On September 13, 2017, U.S. Senators Lindsey Graham, Bill Cassidy, Dean Heller, and Ron Johnson introduced legislation to scrap many provisions of the Affordable Care Act (ACA) while imposing funding caps on the traditional Medicaid program. The bill could become law under budget reconciliation rules that block a Senate filibuster. The bill could pass the Senate and House on a majority vote before September 30, 2017.
The non-partisan Congressional Budget Office (CBO) says that it can’t comprehensively analyze the bill’s potentially adverse impact on health insurance premiums and coverage until next month. Congress will be acting this month based on a preliminary CBO analysis expected to show long-term federal budget savings.
The bill would repeal key ACA provisions on:
- Medicaid expansion for individuals and families with incomes up to 138 percent of the Federal poverty level (FPL).
- Enhanced federal matching rates on state expenditures for the Medicaid expansion population.
- Cost-sharing reductions (CSRs) for qualified health plans (QHPs) purchased through Exchanges for individuals and families with incomes up to 250 percent of the FPL.

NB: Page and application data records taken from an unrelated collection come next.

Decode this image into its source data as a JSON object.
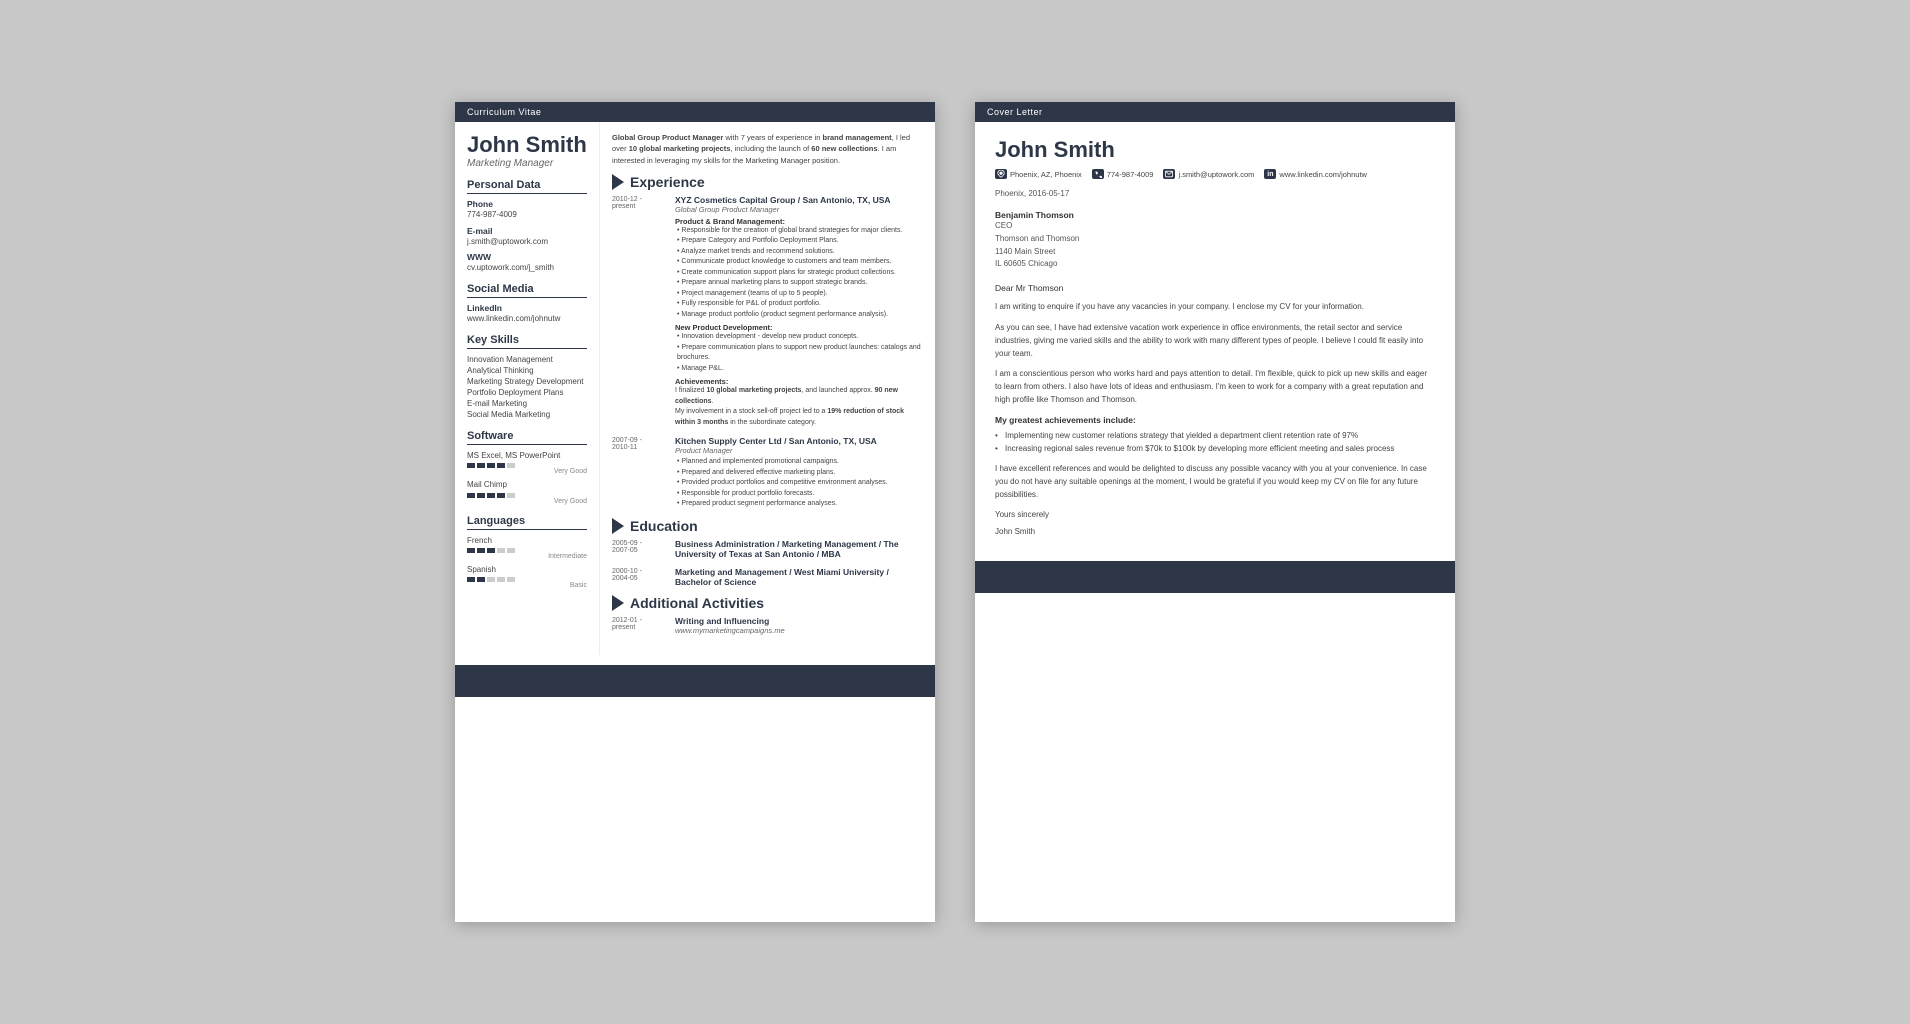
{
  "cv": {
    "header_label": "Curriculum Vitae",
    "name": "John Smith",
    "title": "Marketing Manager",
    "personal_data_section": "Personal Data",
    "phone_label": "Phone",
    "phone": "774-987-4009",
    "email_label": "E-mail",
    "email": "j.smith@uptowork.com",
    "www_label": "WWW",
    "www": "cv.uptowork.com/j_smith",
    "social_media_section": "Social Media",
    "linkedin_label": "LinkedIn",
    "linkedin": "www.linkedin.com/johnutw",
    "key_skills_section": "Key Skills",
    "skills": [
      "Innovation Management",
      "Analytical Thinking",
      "Marketing Strategy Development",
      "Portfolio Deployment Plans",
      "E-mail Marketing",
      "Social Media Marketing"
    ],
    "software_section": "Software",
    "software_name1": "MS Excel, MS PowerPoint",
    "software_level1": "Very Good",
    "software_dots1": [
      1,
      1,
      1,
      1,
      0
    ],
    "software_name2": "Mail Chimp",
    "software_level2": "Very Good",
    "software_dots2": [
      1,
      1,
      1,
      1,
      0
    ],
    "languages_section": "Languages",
    "lang1_name": "French",
    "lang1_level": "Intermediate",
    "lang1_dots": [
      1,
      1,
      1,
      0,
      0
    ],
    "lang2_name": "Spanish",
    "lang2_level": "Basic",
    "lang2_dots": [
      1,
      1,
      0,
      0,
      0
    ],
    "intro": "Global Group Product Manager with 7 years of experience in brand management, I led over 10 global marketing projects, including the launch of 60 new collections. I am interested in leveraging my skills for the Marketing Manager position.",
    "experience_section": "Experience",
    "experience_entries": [
      {
        "dates": "2010-12 - present",
        "company": "XYZ Cosmetics Capital Group / San Antonio, TX, USA",
        "role": "Global Group Product Manager",
        "subsections": [
          {
            "title": "Product & Brand Management:",
            "bullets": [
              "Responsible for the creation of global brand strategies for major clients.",
              "Prepare Category and Portfolio Deployment Plans.",
              "Analyze market trends and recommend solutions.",
              "Communicate product knowledge to customers and team members.",
              "Create communication support plans for strategic product collections.",
              "Prepare annual marketing plans to support strategic brands.",
              "Project management (teams of up to 5 people).",
              "Fully responsible for P&L of product portfolio.",
              "Manage product portfolio (product segment performance analysis)."
            ]
          },
          {
            "title": "New Product Development:",
            "bullets": [
              "Innovation development - develop new product concepts.",
              "Prepare communication plans to support new product launches: catalogs and brochures.",
              "Manage P&L."
            ]
          },
          {
            "title": "Achievements:",
            "achievements": [
              "I finalized 10 global marketing projects, and launched approx. 90 new collections.",
              "My involvement in a stock sell-off project led to a 19% reduction of stock within 3 months in the subordinate category."
            ]
          }
        ]
      },
      {
        "dates": "2007-09 - 2010-11",
        "company": "Kitchen Supply Center Ltd / San Antonio, TX, USA",
        "role": "Product Manager",
        "subsections": [
          {
            "title": "",
            "bullets": [
              "Planned and implemented promotional campaigns.",
              "Prepared and delivered effective marketing plans.",
              "Provided product portfolios and competitive environment analyses.",
              "Responsible for product portfolio forecasts.",
              "Prepared product segment performance analyses."
            ]
          }
        ]
      }
    ],
    "education_section": "Education",
    "education_entries": [
      {
        "dates": "2005-09 - 2007-05",
        "institution": "Business Administration / Marketing Management / The University of Texas at San Antonio / MBA"
      },
      {
        "dates": "2000-10 - 2004-05",
        "institution": "Marketing and Management / West Miami University / Bachelor of Science"
      }
    ],
    "activities_section": "Additional Activities",
    "activities_entries": [
      {
        "dates": "2012-01 - present",
        "title": "Writing and Influencing",
        "detail": "www.mymarketingcampaigns.me"
      }
    ]
  },
  "cl": {
    "header_label": "Cover Letter",
    "name": "John Smith",
    "contact_location": "Phoenix, AZ, Phoenix",
    "contact_phone": "774-987-4009",
    "contact_email": "j.smith@uptowork.com",
    "contact_linkedin": "www.linkedin.com/johnutw",
    "date": "Phoenix, 2016-05-17",
    "recipient_name": "Benjamin Thomson",
    "recipient_title": "CEO",
    "recipient_company": "Thomson and Thomson",
    "recipient_address": "1140 Main Street",
    "recipient_city": "IL 60605 Chicago",
    "salutation": "Dear Mr Thomson",
    "paragraph1": "I am writing to enquire if you have any vacancies in your company. I enclose my CV for your information.",
    "paragraph2": "As you can see, I have had extensive vacation work experience in office environments, the retail sector and service industries, giving me varied skills and the ability to work with many different types of people. I believe I could fit easily into your team.",
    "paragraph3": "I am a conscientious person who works hard and pays attention to detail. I'm flexible, quick to pick up new skills and eager to learn from others. I also have lots of ideas and enthusiasm. I'm keen to work for a company with a great reputation and high profile like Thomson and Thomson.",
    "achievements_title": "My greatest achievements include:",
    "achievement1": "Implementing new customer relations strategy that yielded a department client retention rate of 97%",
    "achievement2": "Increasing regional sales revenue from $70k to $100k by developing more efficient meeting and sales process",
    "paragraph4": "I have excellent references and would be delighted to discuss any possible vacancy with you at your convenience. In case you do not have any suitable openings at the moment, I would be grateful if you would keep my CV on file for any future possibilities.",
    "closing": "Yours sincerely",
    "signature": "John Smith"
  }
}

- Advance premium tax credits (APTCs), on a sliding scale related to household income, for QHPs purchased through Exchanges for individuals and families with incomes up to 400 percent of the FPL.
- Tax credits for small businesses to encourage them to offer health coverage to their employees.
- Mandates on larger employers to offer health coverage to their employees.
- Mandates on many individuals to maintain health coverage available to them, in order to maintain balanced risk pools in states’ individual and small group health insurance markets.
The bill would replace the above ACA provisions with flexible block grants to states beginning in 2020. Federal block grant funding could be used by states for nearly any health care related purpose. They would leverage states’ capacity for innovation and expertise about their own health insurance markets.
They wouldn’t be subject to ACA requirements such as:
- Coverage of essential health benefits (EHBs).
- Affordability of premiums for low income individuals and families.
- Prohibitions on higher premiums for persons with pre-existing medical conditions.
- Limits on charging higher premiums based on age.
These federal block grants would offer states more flexibility to design innovative, state-specific strategies. But the block grants would offer about $239 billion less federal funds in 2020-2026 than under the ACA and would expire after 2026. Very successful Medicaid expansion states which have achieved high levels of coverage, such as California, New York, and Massachusetts, would face severe reductions in federal funding under these provisions.
The bill would also impose per capita caps upon traditional, pre-ACA Medicaid eligibility groups, with exceptions for disabled children, Medicaid administration, and other expenditure categories. Per capita caps also could be rolled into a separate Medicaid block grant option for states. Those provisions are similar to Senator Cassidy’s earlier bills, which were analyzed in depth by PCG. Additional information and legislative text on the new bill is available through the Senate website: https://www.cassidy.senate.gov/.